Donald Trump is weak on book-learning but extremely canny about attention management. The challenge for reporters and editors is to maintain attention on the “yesterday’s news” items that will matter tomorrow—in the state of the economy, in America’s standing in the world, in the structures of democratic governance. It is to see things steady and see them whole. (That is: Be more like Matthew Arnold, less like a cat chasing a laser dot.)
When a presidential confidant who has been convicted of felonies—one of several in that category—and then spared punishment by Trump’s direct intervention calls for “martial law” if election results go against Trump, that should not be just a one-day story. Roger Stone, who made that call last week, is known for histrionics. But if we have learned anything about Trump and his colleagues, it is to question their facts but be deadly earnest about their intent. (Take him “seriously but not factually,” we might say.) So too with Trump’s efforts to delegitimize in advance any vote count that does not go his way. His endless harping that “it’s rigged, folks, rigged” is so destructive that it has only one obvious precedent in modern U.S. history. That was Trump’s insistence on the same point four years ago, until the Electoral College swung his way. We can’t be sure now which is more destructive: a president openly encouraging much of the public to mistrust the democratic process, or that same president openly welcoming foreign interference in the process. Both are steps toward authoritarianism and danger, and awareness of them should shape coverage every single day.
“History will not judge us kindly,” Margaret Sullivan wrote recently, about this weakness of the media. But there is time to adjust.

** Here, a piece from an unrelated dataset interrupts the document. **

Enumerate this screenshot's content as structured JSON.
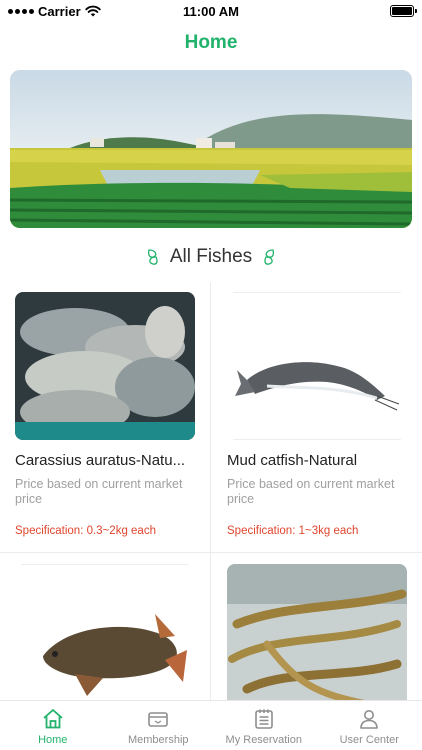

Every american institution is now being tested. From the police to the postal service, the judiciary to voting systems, public health to education, and city councils to the U.S. Senate—all of them, all of us, are undergoing stresses we hadn’t anticipated, enduring blows that are falling from all directions, all at once. On our response to them, the country’s future may depend.
The institution I am part of, the media, is also being tested. The press isn’t the only part of America’s institutional crisis. But it’s an important part of the predicament we are in, and of the hope for getting out.
For as long as the press has existed, it has been shambling and imperfect and improvisational. At our best we get things right on average, and incrementally, with a lot of getting things wrong along the way. Most of us in this business do our imperfect best. But any hope of doing better depends on the ability to learn. Soon the clock will show 6:00 a.m. once more; the alarm will start blaring “I Got You Babe” another time. This day, we can do better.
JAMES FALLOWS is a staff writer at The Atlantic and has written for the magazine since the late 1970s. He has reported extensively from outside the United States and once worked as President Jimmy Carter's chief speechwriter.